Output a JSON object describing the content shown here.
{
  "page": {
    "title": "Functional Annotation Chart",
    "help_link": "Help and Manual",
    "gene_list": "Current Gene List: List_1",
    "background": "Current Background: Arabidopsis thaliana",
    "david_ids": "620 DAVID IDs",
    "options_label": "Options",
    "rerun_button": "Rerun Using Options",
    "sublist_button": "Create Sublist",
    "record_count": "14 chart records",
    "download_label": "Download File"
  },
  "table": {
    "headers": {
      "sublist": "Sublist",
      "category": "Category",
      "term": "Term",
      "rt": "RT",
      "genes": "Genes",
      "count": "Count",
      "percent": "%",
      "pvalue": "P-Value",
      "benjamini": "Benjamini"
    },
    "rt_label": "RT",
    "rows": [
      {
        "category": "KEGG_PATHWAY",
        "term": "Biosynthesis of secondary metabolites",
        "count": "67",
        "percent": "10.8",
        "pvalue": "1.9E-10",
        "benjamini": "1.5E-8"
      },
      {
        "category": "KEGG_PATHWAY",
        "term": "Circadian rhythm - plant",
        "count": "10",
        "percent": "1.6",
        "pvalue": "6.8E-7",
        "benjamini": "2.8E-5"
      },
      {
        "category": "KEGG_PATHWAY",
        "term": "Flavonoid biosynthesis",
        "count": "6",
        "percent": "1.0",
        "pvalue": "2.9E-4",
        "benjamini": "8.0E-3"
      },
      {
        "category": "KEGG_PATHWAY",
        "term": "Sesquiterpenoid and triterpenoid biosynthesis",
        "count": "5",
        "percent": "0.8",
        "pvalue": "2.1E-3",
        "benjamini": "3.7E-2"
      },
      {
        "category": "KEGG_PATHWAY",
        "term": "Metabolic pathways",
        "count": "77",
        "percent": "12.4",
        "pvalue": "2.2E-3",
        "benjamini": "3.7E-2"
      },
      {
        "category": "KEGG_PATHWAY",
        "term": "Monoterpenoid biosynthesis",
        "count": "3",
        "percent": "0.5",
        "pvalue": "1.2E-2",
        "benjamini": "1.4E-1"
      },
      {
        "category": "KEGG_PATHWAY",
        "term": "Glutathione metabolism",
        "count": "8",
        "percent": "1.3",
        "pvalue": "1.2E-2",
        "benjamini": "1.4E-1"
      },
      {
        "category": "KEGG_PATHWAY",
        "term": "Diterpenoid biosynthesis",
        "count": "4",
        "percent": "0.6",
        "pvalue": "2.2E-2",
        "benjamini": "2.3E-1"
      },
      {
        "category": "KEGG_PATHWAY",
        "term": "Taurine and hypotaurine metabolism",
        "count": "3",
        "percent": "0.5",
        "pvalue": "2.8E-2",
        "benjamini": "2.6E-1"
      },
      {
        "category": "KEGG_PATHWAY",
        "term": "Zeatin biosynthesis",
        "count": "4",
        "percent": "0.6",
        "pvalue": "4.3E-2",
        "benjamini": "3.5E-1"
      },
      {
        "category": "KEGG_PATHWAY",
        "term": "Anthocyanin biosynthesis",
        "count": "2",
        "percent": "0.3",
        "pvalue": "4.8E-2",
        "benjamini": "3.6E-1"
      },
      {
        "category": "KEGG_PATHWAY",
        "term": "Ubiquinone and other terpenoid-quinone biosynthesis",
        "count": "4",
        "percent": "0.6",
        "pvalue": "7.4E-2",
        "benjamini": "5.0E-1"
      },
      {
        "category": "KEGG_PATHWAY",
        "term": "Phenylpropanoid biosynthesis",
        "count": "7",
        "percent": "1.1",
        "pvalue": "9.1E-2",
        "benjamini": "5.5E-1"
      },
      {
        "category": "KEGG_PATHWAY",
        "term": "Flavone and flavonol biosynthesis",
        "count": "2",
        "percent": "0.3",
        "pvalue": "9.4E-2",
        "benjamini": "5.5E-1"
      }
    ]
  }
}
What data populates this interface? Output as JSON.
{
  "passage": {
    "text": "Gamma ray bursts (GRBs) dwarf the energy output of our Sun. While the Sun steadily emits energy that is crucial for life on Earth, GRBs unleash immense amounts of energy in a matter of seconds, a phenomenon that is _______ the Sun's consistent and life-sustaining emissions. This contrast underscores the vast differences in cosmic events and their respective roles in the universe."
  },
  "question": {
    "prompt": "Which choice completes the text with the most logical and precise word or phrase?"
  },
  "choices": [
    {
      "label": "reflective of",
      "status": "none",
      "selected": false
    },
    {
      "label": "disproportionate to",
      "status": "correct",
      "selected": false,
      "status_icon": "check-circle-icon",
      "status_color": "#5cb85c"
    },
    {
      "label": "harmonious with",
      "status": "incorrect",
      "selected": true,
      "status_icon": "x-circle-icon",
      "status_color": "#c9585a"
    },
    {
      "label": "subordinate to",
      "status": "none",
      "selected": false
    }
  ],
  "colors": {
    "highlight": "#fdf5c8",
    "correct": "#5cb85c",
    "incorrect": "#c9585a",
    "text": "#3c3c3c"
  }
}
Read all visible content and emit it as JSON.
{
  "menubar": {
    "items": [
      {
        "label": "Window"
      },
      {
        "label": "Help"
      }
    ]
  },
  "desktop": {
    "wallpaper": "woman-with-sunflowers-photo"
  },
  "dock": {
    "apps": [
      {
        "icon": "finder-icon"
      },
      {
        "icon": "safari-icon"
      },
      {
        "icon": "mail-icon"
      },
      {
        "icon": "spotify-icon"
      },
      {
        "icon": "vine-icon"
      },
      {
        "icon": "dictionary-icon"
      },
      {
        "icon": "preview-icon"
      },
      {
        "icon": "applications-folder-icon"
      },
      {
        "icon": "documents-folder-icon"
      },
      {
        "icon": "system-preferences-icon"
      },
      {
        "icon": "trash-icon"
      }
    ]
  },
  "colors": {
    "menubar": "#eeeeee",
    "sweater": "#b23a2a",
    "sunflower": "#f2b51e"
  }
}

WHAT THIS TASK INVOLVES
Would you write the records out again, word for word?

RESULT OF THE TASK
Output a JSON object describing the content shown here.
{
  "page": {
    "title": "Functional Annotation Chart",
    "help_link": "Help and Manual",
    "gene_list": "Current Gene List: List_1",
    "background": "Current Background: Arabidopsis thaliana",
    "david_ids": "620 DAVID IDs",
    "options_label": "Options",
    "rerun_button": "Rerun Using Options",
    "sublist_button": "Create Sublist",
    "record_count": "14 chart records",
    "download_label": "Download File"
  },
  "table": {
    "headers": {
      "sublist": "Sublist",
      "category": "Category",
      "term": "Term",
      "rt": "RT",
      "genes": "Genes",
      "count": "Count",
      "percent": "%",
      "pvalue": "P-Value",
      "benjamini": "Benjamini"
    },
    "rt_label": "RT",
    "rows": [
      {
        "category": "KEGG_PATHWAY",
        "term": "Biosynthesis of secondary metabolites",
        "count": "67",
        "percent": "10.8",
        "pvalue": "1.9E-10",
        "benjamini": "1.5E-8"
      },
      {
        "category": "KEGG_PATHWAY",
        "term": "Circadian rhythm - plant",
        "count": "10",
        "percent": "1.6",
        "pvalue": "6.8E-7",
        "benjamini": "2.8E-5"
      },
      {
        "category": "KEGG_PATHWAY",
        "term": "Flavonoid biosynthesis",
        "count": "6",
        "percent": "1.0",
        "pvalue": "2.9E-4",
        "benjamini": "8.0E-3"
      },
      {
        "category": "KEGG_PATHWAY",
        "term": "Sesquiterpenoid and triterpenoid biosynthesis",
        "count": "5",
        "percent": "0.8",
        "pvalue": "2.1E-3",
        "benjamini": "3.7E-2"
      },
      {
        "category": "KEGG_PATHWAY",
        "term": "Metabolic pathways",
        "count": "77",
        "percent": "12.4",
        "pvalue": "2.2E-3",
        "benjamini": "3.7E-2"
      },
      {
        "category": "KEGG_PATHWAY",
        "term": "Monoterpenoid biosynthesis",
        "count": "3",
        "percent": "0.5",
        "pvalue": "1.2E-2",
        "benjamini": "1.4E-1"
      },
      {
        "category": "KEGG_PATHWAY",
        "term": "Glutathione metabolism",
        "count": "8",
        "percent": "1.3",
        "pvalue": "1.2E-2",
        "benjamini": "1.4E-1"
      },
      {
        "category": "KEGG_PATHWAY",
        "term": "Diterpenoid biosynthesis",
        "count": "4",
        "percent": "0.6",
        "pvalue": "2.2E-2",
        "benjamini": "2.3E-1"
      },
      {
        "category": "KEGG_PATHWAY",
        "term": "Taurine and hypotaurine metabolism",
        "count": "3",
        "percent": "0.5",
        "pvalue": "2.8E-2",
        "benjamini": "2.6E-1"
      },
      {
        "category": "KEGG_PATHWAY",
        "term": "Zeatin biosynthesis",
        "count": "4",
        "percent": "0.6",
        "pvalue": "4.3E-2",
        "benjamini": "3.5E-1"
      },
      {
        "category": "KEGG_PATHWAY",
        "term": "Anthocyanin biosynthesis",
        "count": "2",
        "percent": "0.3",
        "pvalue": "4.8E-2",
        "benjamini": "3.6E-1"
      },
      {
        "category": "KEGG_PATHWAY",
        "term": "Ubiquinone and other terpenoid-quinone biosynthesis",
        "count": "4",
        "percent": "0.6",
        "pvalue": "7.4E-2",
        "benjamini": "5.0E-1"
      },
      {
        "category": "KEGG_PATHWAY",
        "term": "Phenylpropanoid biosynthesis",
        "count": "7",
        "percent": "1.1",
        "pvalue": "9.1E-2",
        "benjamini": "5.5E-1"
      },
      {
        "category": "KEGG_PATHWAY",
        "term": "Flavone and flavonol biosynthesis",
        "count": "2",
        "percent": "0.3",
        "pvalue": "9.4E-2",
        "benjamini": "5.5E-1"
      }
    ]
  }
}
What data populates this interface? Output as JSON.
{
  "passage": {
    "text": "Gamma ray bursts (GRBs) dwarf the energy output of our Sun. While the Sun steadily emits energy that is crucial for life on Earth, GRBs unleash immense amounts of energy in a matter of seconds, a phenomenon that is _______ the Sun's consistent and life-sustaining emissions. This contrast underscores the vast differences in cosmic events and their respective roles in the universe."
  },
  "question": {
    "prompt": "Which choice completes the text with the most logical and precise word or phrase?"
  },
  "choices": [
    {
      "label": "reflective of",
      "status": "none",
      "selected": false
    },
    {
      "label": "disproportionate to",
      "status": "correct",
      "selected": false,
      "status_icon": "check-circle-icon",
      "status_color": "#5cb85c"
    },
    {
      "label": "harmonious with",
      "status": "incorrect",
      "selected": true,
      "status_icon": "x-circle-icon",
      "status_color": "#c9585a"
    },
    {
      "label": "subordinate to",
      "status": "none",
      "selected": false
    }
  ],
  "colors": {
    "highlight": "#fdf5c8",
    "correct": "#5cb85c",
    "incorrect": "#c9585a",
    "text": "#3c3c3c"
  }
}
Read all visible content and emit it as JSON.
{
  "menubar": {
    "items": [
      {
        "label": "Window"
      },
      {
        "label": "Help"
      }
    ]
  },
  "desktop": {
    "wallpaper": "woman-with-sunflowers-photo"
  },
  "dock": {
    "apps": [
      {
        "icon": "finder-icon"
      },
      {
        "icon": "safari-icon"
      },
      {
        "icon": "mail-icon"
      },
      {
        "icon": "spotify-icon"
      },
      {
        "icon": "vine-icon"
      },
      {
        "icon": "dictionary-icon"
      },
      {
        "icon": "preview-icon"
      },
      {
        "icon": "applications-folder-icon"
      },
      {
        "icon": "documents-folder-icon"
      },
      {
        "icon": "system-preferences-icon"
      },
      {
        "icon": "trash-icon"
      }
    ]
  },
  "colors": {
    "menubar": "#eeeeee",
    "sweater": "#b23a2a",
    "sunflower": "#f2b51e"
  }
}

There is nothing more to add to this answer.